▶ [Dataset]:
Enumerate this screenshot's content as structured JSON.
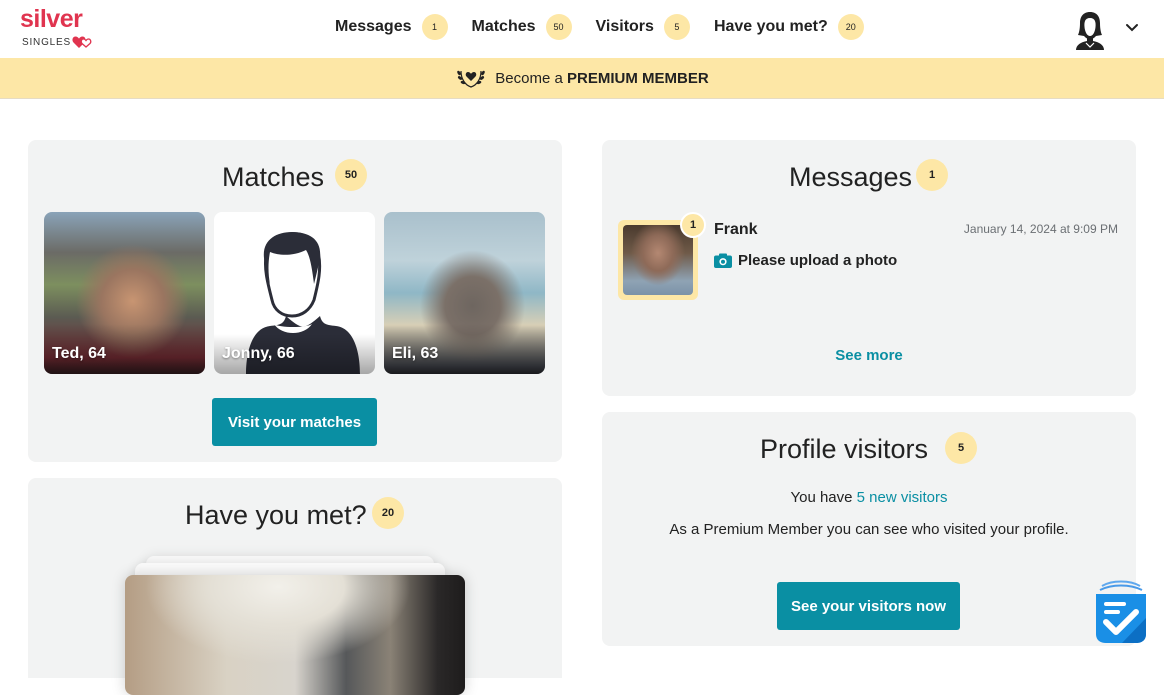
{
  "brand": {
    "name_top": "silver",
    "name_bottom": "SINGLES"
  },
  "nav": {
    "items": [
      {
        "label": "Messages",
        "count": "1"
      },
      {
        "label": "Matches",
        "count": "50"
      },
      {
        "label": "Visitors",
        "count": "5"
      },
      {
        "label": "Have you met?",
        "count": "20"
      }
    ]
  },
  "premium_banner": {
    "prefix": "Become a",
    "emphasis": "PREMIUM MEMBER"
  },
  "matches": {
    "title": "Matches",
    "count": "50",
    "profiles": [
      {
        "name": "Ted, 64"
      },
      {
        "name": "Jonny, 66"
      },
      {
        "name": "Eli, 63"
      }
    ],
    "button_label": "Visit your matches"
  },
  "have_you_met": {
    "title": "Have you met?",
    "count": "20"
  },
  "messages": {
    "title": "Messages",
    "count": "1",
    "items": [
      {
        "sender": "Frank",
        "unread": "1",
        "timestamp": "January 14, 2024 at 9:09 PM",
        "preview": "Please upload a photo"
      }
    ],
    "see_more_label": "See more"
  },
  "visitors": {
    "title": "Profile visitors",
    "count": "5",
    "line1_prefix": "You have",
    "line1_link": "5 new visitors",
    "line2": "As a Premium Member you can see who visited your profile.",
    "button_label": "See your visitors now"
  },
  "colors": {
    "brand_red": "#e0344f",
    "accent_teal": "#0a8fa3",
    "badge_yellow": "#fde7a6",
    "card_bg": "#f2f3f3"
  }
}
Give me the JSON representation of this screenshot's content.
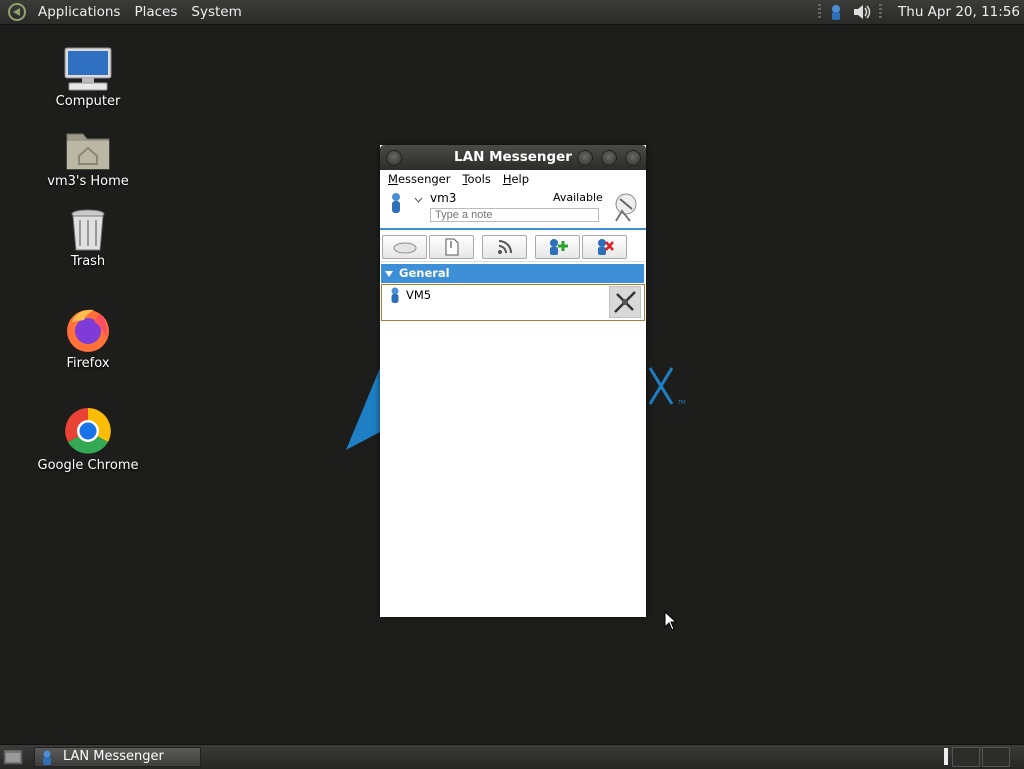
{
  "top_panel": {
    "menus": [
      "Applications",
      "Places",
      "System"
    ],
    "clock": "Thu Apr 20, 11:56"
  },
  "desktop": {
    "icons": [
      {
        "label": "Computer",
        "icon": "computer-icon"
      },
      {
        "label": "vm3's Home",
        "icon": "home-folder-icon"
      },
      {
        "label": "Trash",
        "icon": "trash-icon"
      },
      {
        "label": "Firefox",
        "icon": "firefox-icon"
      },
      {
        "label": "Google Chrome",
        "icon": "chrome-icon"
      }
    ]
  },
  "window": {
    "title": "LAN Messenger",
    "menu": [
      "Messenger",
      "Tools",
      "Help"
    ],
    "user": {
      "name": "vm3",
      "status": "Available",
      "note_placeholder": "Type a note"
    },
    "toolbar": [
      "broadcast-icon",
      "file-icon",
      "rss-icon",
      "add-contact-icon",
      "remove-contact-icon"
    ],
    "group": {
      "name": "General",
      "contacts": [
        {
          "name": "VM5"
        }
      ]
    }
  },
  "taskbar": {
    "task_label": "LAN Messenger"
  },
  "colors": {
    "accent": "#3d8fd8",
    "desktop_bg": "#1d1e1c",
    "contact_border": "#a37e3b"
  }
}
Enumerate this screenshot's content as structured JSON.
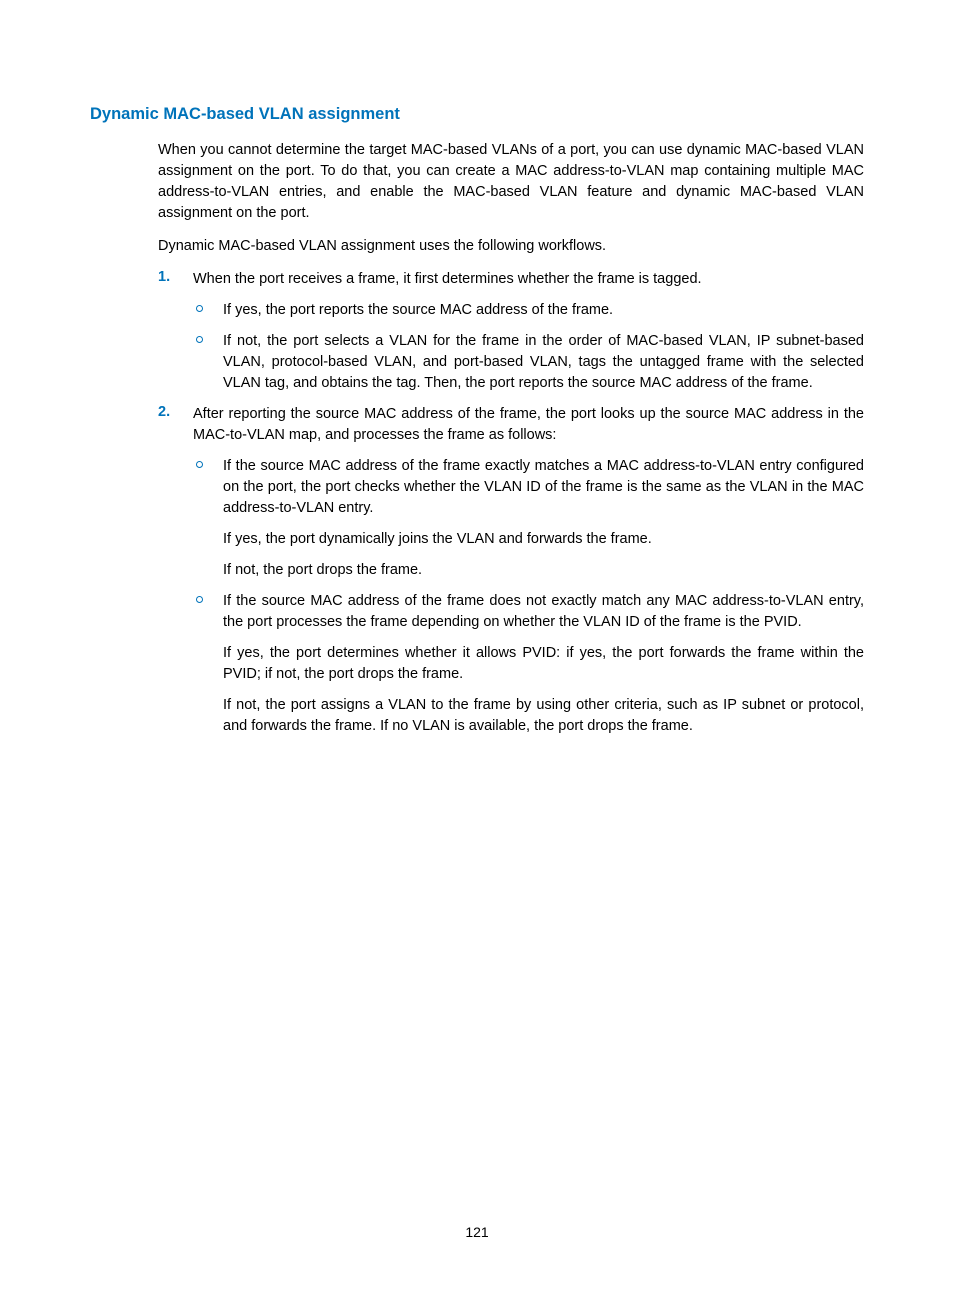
{
  "heading": "Dynamic MAC-based VLAN assignment",
  "intro1": "When you cannot determine the target MAC-based VLANs of a port, you can use dynamic MAC-based VLAN assignment on the port. To do that, you can create a MAC address-to-VLAN map containing multiple MAC address-to-VLAN entries, and enable the MAC-based VLAN feature and dynamic MAC-based VLAN assignment on the port.",
  "intro2": "Dynamic MAC-based VLAN assignment uses the following workflows.",
  "items": [
    {
      "num": "1.",
      "text": "When the port receives a frame, it first determines whether the frame is tagged.",
      "subitems": [
        {
          "text": "If yes, the port reports the source MAC address of the frame."
        },
        {
          "text": "If not, the port selects a VLAN for the frame in the order of MAC-based VLAN, IP subnet-based VLAN, protocol-based VLAN, and port-based VLAN, tags the untagged frame with the selected VLAN tag, and obtains the tag. Then, the port reports the source MAC address of the frame."
        }
      ]
    },
    {
      "num": "2.",
      "text": "After reporting the source MAC address of the frame, the port looks up the source MAC address in the MAC-to-VLAN map, and processes the frame as follows:",
      "subitems": [
        {
          "text": "If the source MAC address of the frame exactly matches a MAC address-to-VLAN entry configured on the port, the port checks whether the VLAN ID of the frame is the same as the VLAN in the MAC address-to-VLAN entry.",
          "extras": [
            "If yes, the port dynamically joins the VLAN and forwards the frame.",
            "If not, the port drops the frame."
          ]
        },
        {
          "text": "If the source MAC address of the frame does not exactly match any MAC address-to-VLAN entry, the port processes the frame depending on whether the VLAN ID of the frame is the PVID.",
          "extras": [
            "If yes, the port determines whether it allows PVID: if yes, the port forwards the frame within the PVID; if not, the port drops the frame.",
            "If not, the port assigns a VLAN to the frame by using other criteria, such as IP subnet or protocol, and forwards the frame. If no VLAN is available, the port drops the frame."
          ]
        }
      ]
    }
  ],
  "pageNumber": "121"
}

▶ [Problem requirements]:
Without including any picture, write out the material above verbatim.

▶ [Solution to the problem]:
Enumerate this screenshot's content as structured JSON.
{
  "brand": {
    "name_top": "silver",
    "name_bottom": "SINGLES"
  },
  "nav": {
    "items": [
      {
        "label": "Messages",
        "count": "1"
      },
      {
        "label": "Matches",
        "count": "50"
      },
      {
        "label": "Visitors",
        "count": "5"
      },
      {
        "label": "Have you met?",
        "count": "20"
      }
    ]
  },
  "premium_banner": {
    "prefix": "Become a",
    "emphasis": "PREMIUM MEMBER"
  },
  "matches": {
    "title": "Matches",
    "count": "50",
    "profiles": [
      {
        "name": "Ted, 64"
      },
      {
        "name": "Jonny, 66"
      },
      {
        "name": "Eli, 63"
      }
    ],
    "button_label": "Visit your matches"
  },
  "have_you_met": {
    "title": "Have you met?",
    "count": "20"
  },
  "messages": {
    "title": "Messages",
    "count": "1",
    "items": [
      {
        "sender": "Frank",
        "unread": "1",
        "timestamp": "January 14, 2024 at 9:09 PM",
        "preview": "Please upload a photo"
      }
    ],
    "see_more_label": "See more"
  },
  "visitors": {
    "title": "Profile visitors",
    "count": "5",
    "line1_prefix": "You have",
    "line1_link": "5 new visitors",
    "line2": "As a Premium Member you can see who visited your profile.",
    "button_label": "See your visitors now"
  },
  "colors": {
    "brand_red": "#e0344f",
    "accent_teal": "#0a8fa3",
    "badge_yellow": "#fde7a6",
    "card_bg": "#f2f3f3"
  }
}
Give me the JSON representation of this screenshot's content.
{
  "top_panel": {
    "menus": [
      "Applications",
      "Places",
      "System"
    ],
    "clock": "Thu Apr 20, 11:56"
  },
  "desktop": {
    "icons": [
      {
        "label": "Computer",
        "icon": "computer-icon"
      },
      {
        "label": "vm3's Home",
        "icon": "home-folder-icon"
      },
      {
        "label": "Trash",
        "icon": "trash-icon"
      },
      {
        "label": "Firefox",
        "icon": "firefox-icon"
      },
      {
        "label": "Google Chrome",
        "icon": "chrome-icon"
      }
    ]
  },
  "window": {
    "title": "LAN Messenger",
    "menu": [
      "Messenger",
      "Tools",
      "Help"
    ],
    "user": {
      "name": "vm3",
      "status": "Available",
      "note_placeholder": "Type a note"
    },
    "toolbar": [
      "broadcast-icon",
      "file-icon",
      "rss-icon",
      "add-contact-icon",
      "remove-contact-icon"
    ],
    "group": {
      "name": "General",
      "contacts": [
        {
          "name": "VM5"
        }
      ]
    }
  },
  "taskbar": {
    "task_label": "LAN Messenger"
  },
  "colors": {
    "accent": "#3d8fd8",
    "desktop_bg": "#1d1e1c",
    "contact_border": "#a37e3b"
  }
}
Enumerate this screenshot's content as structured JSON.
{
  "heading": "Dynamic MAC-based VLAN assignment",
  "intro1": "When you cannot determine the target MAC-based VLANs of a port, you can use dynamic MAC-based VLAN assignment on the port. To do that, you can create a MAC address-to-VLAN map containing multiple MAC address-to-VLAN entries, and enable the MAC-based VLAN feature and dynamic MAC-based VLAN assignment on the port.",
  "intro2": "Dynamic MAC-based VLAN assignment uses the following workflows.",
  "items": [
    {
      "num": "1.",
      "text": "When the port receives a frame, it first determines whether the frame is tagged.",
      "subitems": [
        {
          "text": "If yes, the port reports the source MAC address of the frame."
        },
        {
          "text": "If not, the port selects a VLAN for the frame in the order of MAC-based VLAN, IP subnet-based VLAN, protocol-based VLAN, and port-based VLAN, tags the untagged frame with the selected VLAN tag, and obtains the tag. Then, the port reports the source MAC address of the frame."
        }
      ]
    },
    {
      "num": "2.",
      "text": "After reporting the source MAC address of the frame, the port looks up the source MAC address in the MAC-to-VLAN map, and processes the frame as follows:",
      "subitems": [
        {
          "text": "If the source MAC address of the frame exactly matches a MAC address-to-VLAN entry configured on the port, the port checks whether the VLAN ID of the frame is the same as the VLAN in the MAC address-to-VLAN entry.",
          "extras": [
            "If yes, the port dynamically joins the VLAN and forwards the frame.",
            "If not, the port drops the frame."
          ]
        },
        {
          "text": "If the source MAC address of the frame does not exactly match any MAC address-to-VLAN entry, the port processes the frame depending on whether the VLAN ID of the frame is the PVID.",
          "extras": [
            "If yes, the port determines whether it allows PVID: if yes, the port forwards the frame within the PVID; if not, the port drops the frame.",
            "If not, the port assigns a VLAN to the frame by using other criteria, such as IP subnet or protocol, and forwards the frame. If no VLAN is available, the port drops the frame."
          ]
        }
      ]
    }
  ],
  "pageNumber": "121"
}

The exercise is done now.